# SOURCE RECORDS:
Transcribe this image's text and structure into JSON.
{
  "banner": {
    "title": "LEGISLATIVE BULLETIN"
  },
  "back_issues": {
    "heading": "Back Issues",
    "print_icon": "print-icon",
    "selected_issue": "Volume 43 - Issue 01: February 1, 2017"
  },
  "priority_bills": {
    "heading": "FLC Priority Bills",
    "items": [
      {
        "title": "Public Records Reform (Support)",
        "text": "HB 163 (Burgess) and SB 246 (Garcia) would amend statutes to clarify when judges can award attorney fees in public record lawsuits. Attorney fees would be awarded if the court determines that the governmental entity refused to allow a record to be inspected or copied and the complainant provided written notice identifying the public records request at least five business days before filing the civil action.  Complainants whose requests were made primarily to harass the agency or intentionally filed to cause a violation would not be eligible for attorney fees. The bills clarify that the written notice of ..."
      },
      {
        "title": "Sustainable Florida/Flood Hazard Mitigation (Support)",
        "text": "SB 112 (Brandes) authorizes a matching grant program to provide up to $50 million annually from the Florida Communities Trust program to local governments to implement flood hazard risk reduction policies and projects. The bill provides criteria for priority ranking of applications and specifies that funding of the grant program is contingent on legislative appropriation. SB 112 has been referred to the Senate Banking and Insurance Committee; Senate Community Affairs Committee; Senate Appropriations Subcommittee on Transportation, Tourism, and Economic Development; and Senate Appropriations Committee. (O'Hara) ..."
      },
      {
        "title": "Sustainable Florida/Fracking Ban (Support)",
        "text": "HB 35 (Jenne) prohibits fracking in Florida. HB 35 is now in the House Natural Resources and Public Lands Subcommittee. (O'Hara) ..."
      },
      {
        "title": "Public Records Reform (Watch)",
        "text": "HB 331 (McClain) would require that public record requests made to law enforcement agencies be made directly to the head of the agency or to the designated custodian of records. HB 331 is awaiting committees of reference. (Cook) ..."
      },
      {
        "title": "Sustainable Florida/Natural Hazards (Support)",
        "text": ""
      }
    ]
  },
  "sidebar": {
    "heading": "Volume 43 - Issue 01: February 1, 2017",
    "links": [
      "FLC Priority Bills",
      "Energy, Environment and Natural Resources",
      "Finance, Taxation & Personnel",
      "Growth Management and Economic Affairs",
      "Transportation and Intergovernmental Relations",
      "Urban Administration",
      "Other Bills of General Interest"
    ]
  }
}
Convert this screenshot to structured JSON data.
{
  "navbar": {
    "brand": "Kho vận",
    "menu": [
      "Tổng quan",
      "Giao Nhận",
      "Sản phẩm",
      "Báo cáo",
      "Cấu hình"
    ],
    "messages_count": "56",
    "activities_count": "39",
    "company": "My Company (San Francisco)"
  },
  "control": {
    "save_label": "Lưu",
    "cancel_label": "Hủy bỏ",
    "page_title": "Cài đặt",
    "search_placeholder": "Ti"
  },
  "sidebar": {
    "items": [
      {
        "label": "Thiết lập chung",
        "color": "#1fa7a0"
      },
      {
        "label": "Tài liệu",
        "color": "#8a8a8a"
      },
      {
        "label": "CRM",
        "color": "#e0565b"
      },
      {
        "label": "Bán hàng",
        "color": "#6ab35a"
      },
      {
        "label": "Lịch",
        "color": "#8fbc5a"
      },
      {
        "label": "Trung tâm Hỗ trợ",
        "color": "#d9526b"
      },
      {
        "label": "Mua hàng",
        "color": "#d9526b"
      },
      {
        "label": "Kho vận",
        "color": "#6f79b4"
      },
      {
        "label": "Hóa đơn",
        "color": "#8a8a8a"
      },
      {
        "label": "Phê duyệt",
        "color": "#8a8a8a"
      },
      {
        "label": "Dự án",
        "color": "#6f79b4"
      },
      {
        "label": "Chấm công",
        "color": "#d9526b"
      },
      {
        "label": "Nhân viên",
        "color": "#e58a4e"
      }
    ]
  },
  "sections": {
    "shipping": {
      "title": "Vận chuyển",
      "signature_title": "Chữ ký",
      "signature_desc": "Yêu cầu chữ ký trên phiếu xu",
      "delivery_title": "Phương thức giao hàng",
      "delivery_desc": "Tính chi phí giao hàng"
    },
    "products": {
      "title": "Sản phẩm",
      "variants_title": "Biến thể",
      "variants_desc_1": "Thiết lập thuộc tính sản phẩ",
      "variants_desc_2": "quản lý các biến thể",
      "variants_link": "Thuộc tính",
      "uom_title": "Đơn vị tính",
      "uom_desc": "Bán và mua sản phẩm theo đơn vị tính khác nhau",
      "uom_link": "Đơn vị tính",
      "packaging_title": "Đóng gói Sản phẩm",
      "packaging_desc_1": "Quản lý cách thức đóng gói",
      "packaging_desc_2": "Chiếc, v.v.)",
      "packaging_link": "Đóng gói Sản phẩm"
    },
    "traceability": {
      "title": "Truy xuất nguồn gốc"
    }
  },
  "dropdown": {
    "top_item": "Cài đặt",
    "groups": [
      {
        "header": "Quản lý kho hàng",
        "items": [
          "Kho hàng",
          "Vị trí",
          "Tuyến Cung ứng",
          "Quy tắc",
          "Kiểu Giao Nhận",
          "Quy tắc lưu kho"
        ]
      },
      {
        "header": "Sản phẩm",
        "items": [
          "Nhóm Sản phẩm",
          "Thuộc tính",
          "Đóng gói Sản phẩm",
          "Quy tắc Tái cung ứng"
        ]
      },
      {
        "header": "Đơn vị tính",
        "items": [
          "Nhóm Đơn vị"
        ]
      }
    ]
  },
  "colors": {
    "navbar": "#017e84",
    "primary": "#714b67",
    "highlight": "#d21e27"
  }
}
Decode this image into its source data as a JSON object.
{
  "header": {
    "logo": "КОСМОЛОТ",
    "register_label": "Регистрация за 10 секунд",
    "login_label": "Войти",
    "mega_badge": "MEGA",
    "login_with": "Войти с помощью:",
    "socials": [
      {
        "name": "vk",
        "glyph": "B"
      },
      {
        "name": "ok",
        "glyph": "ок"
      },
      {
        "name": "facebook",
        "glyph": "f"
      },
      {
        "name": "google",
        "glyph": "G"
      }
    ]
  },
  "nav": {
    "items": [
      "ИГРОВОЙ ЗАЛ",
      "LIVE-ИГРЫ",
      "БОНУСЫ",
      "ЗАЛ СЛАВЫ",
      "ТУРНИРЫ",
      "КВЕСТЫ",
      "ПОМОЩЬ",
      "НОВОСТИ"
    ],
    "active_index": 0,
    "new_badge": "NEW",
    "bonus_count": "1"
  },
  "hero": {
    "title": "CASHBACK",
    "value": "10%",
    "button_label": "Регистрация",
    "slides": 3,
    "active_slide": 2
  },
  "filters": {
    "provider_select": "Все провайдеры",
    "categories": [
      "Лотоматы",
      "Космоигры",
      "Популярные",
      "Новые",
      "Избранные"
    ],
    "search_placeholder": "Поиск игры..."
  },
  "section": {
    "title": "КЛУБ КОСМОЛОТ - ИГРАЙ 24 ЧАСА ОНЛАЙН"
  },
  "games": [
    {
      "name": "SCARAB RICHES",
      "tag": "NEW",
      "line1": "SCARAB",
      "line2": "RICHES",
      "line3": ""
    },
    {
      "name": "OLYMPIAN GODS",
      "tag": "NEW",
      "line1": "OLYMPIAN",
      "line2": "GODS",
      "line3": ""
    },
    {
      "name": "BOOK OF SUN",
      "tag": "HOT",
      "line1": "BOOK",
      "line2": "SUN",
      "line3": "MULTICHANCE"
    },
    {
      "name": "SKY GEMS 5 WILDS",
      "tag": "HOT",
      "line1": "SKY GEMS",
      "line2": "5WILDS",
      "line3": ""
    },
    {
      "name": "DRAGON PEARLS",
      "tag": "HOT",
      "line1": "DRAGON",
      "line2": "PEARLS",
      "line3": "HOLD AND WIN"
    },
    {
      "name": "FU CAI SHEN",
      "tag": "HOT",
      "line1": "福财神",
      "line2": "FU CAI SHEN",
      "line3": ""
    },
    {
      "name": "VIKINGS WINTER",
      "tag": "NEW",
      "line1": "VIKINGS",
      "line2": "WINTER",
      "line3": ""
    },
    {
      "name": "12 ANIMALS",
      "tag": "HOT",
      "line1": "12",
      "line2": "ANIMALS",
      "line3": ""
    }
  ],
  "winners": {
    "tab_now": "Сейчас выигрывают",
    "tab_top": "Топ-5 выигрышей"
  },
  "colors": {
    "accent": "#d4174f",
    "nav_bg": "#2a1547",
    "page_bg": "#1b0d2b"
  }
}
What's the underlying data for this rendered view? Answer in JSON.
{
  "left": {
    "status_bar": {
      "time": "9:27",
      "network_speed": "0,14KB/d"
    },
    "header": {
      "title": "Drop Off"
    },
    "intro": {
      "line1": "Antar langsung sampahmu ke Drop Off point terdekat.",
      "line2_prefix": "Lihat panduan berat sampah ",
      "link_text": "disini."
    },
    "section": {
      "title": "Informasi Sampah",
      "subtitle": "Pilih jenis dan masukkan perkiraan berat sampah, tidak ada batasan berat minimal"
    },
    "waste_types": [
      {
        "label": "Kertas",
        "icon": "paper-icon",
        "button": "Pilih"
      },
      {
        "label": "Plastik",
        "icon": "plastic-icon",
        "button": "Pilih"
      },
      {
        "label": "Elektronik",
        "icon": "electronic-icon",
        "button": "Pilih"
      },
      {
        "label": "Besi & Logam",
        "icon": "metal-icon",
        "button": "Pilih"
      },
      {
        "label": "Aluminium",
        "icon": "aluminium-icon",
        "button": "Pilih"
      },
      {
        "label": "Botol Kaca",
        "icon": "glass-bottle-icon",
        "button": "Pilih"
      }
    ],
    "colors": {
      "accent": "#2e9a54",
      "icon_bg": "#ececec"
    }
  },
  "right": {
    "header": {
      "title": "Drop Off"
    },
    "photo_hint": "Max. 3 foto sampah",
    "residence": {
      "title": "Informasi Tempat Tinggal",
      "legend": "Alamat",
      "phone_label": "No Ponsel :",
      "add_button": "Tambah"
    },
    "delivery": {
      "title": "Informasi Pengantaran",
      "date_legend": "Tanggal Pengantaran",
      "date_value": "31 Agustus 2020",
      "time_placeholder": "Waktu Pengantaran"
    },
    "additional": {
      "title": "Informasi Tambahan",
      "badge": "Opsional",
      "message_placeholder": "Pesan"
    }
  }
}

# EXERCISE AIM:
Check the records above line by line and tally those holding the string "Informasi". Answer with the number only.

# REPLY TO THE EXERCISE:
4